Exercise objective: Find the lines below holding the word "size" and copy each of them.

----- Records to process -----

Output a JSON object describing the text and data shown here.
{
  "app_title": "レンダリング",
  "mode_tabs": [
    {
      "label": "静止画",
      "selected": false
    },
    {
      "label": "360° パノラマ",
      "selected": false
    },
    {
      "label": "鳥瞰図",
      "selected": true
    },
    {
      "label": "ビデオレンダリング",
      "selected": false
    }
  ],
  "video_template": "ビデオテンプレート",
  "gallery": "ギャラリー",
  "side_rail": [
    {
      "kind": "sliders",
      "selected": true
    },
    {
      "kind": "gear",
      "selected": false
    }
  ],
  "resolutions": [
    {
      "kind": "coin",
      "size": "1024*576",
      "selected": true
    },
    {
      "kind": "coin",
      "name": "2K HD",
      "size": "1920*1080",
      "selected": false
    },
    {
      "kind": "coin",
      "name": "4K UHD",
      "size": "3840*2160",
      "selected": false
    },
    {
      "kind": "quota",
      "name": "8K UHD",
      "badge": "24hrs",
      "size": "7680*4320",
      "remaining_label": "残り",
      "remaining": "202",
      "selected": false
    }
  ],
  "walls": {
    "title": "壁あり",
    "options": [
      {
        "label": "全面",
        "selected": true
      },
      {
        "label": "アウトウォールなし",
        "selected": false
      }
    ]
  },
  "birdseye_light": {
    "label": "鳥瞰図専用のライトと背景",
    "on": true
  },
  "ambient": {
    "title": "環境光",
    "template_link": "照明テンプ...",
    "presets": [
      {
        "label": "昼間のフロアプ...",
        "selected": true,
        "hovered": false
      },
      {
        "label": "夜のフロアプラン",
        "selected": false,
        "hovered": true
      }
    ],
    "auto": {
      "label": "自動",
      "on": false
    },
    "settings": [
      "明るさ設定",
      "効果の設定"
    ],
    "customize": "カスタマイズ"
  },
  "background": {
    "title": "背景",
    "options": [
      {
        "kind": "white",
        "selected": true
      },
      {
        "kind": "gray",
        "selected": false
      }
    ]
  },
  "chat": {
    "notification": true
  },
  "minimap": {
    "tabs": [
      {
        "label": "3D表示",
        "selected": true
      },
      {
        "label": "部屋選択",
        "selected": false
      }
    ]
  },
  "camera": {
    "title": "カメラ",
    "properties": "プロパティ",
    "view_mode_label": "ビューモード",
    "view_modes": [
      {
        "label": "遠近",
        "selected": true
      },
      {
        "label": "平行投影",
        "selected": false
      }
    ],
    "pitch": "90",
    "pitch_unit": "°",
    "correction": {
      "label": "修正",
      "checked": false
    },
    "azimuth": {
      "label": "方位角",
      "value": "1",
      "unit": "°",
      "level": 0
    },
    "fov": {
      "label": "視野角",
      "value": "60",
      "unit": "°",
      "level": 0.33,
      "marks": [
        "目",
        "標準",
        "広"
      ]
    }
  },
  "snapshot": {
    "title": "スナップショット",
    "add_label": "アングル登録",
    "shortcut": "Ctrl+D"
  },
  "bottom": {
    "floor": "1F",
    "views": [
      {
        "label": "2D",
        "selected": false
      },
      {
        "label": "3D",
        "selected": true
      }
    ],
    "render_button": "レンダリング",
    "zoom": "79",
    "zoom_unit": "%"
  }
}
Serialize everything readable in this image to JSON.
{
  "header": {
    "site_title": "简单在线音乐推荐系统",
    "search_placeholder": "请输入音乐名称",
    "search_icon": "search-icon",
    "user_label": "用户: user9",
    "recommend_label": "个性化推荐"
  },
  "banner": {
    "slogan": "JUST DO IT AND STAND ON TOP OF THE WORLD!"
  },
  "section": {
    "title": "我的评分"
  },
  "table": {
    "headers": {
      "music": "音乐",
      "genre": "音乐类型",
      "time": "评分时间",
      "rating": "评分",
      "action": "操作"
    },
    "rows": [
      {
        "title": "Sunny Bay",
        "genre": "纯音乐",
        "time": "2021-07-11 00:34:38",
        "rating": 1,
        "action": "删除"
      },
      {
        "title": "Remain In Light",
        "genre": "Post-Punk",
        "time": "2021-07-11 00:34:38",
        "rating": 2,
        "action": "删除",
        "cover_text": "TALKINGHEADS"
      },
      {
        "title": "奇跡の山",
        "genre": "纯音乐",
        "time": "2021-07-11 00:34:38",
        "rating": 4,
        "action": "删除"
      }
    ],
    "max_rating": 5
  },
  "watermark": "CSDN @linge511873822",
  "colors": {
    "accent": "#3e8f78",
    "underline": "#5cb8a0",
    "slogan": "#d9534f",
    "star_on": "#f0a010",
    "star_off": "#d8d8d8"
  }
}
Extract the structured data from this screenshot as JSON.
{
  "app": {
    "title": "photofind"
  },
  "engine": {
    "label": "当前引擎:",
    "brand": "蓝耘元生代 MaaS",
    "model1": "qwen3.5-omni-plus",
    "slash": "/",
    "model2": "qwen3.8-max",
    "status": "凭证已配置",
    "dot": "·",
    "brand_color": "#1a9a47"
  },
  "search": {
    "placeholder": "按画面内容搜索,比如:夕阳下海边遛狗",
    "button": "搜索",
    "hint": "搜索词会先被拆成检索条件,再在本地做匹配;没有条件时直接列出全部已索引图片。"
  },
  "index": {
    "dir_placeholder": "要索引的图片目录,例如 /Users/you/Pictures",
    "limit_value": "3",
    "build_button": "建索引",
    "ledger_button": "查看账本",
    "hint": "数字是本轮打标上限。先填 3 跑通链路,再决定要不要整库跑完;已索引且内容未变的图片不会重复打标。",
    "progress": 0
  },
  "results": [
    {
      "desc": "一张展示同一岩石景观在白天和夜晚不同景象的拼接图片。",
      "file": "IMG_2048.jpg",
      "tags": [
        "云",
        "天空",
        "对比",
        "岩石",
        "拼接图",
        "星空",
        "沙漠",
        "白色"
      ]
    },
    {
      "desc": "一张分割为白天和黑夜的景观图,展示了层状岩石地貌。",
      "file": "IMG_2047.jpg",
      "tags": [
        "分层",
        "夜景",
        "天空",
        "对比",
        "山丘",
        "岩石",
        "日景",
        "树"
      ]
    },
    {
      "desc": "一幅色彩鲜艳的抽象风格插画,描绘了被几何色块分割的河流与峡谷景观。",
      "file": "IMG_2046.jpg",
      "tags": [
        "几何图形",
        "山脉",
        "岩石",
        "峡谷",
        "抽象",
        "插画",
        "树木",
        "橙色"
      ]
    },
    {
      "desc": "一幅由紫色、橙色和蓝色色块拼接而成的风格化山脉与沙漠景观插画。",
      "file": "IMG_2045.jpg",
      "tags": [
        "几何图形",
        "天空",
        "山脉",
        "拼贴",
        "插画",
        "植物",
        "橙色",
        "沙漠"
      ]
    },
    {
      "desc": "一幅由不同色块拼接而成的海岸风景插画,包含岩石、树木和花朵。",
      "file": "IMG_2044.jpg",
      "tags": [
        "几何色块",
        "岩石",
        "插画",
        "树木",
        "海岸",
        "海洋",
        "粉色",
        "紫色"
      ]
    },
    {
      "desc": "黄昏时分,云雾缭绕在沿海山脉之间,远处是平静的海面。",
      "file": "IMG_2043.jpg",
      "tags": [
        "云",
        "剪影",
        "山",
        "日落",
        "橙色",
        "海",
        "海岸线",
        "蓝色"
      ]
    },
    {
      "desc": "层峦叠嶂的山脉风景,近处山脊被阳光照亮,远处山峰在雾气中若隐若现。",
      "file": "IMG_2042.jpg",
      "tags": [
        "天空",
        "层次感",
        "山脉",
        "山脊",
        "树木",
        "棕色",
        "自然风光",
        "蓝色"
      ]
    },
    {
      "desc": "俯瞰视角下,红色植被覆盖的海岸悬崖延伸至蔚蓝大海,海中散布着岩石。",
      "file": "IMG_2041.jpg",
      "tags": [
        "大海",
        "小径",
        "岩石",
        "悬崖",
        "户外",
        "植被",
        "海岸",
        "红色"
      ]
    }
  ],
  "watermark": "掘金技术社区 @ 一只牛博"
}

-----

The answer:
      "size": "1024*576",
      "size": "1920*1080",
      "size": "3840*2160",
      "size": "7680*4320",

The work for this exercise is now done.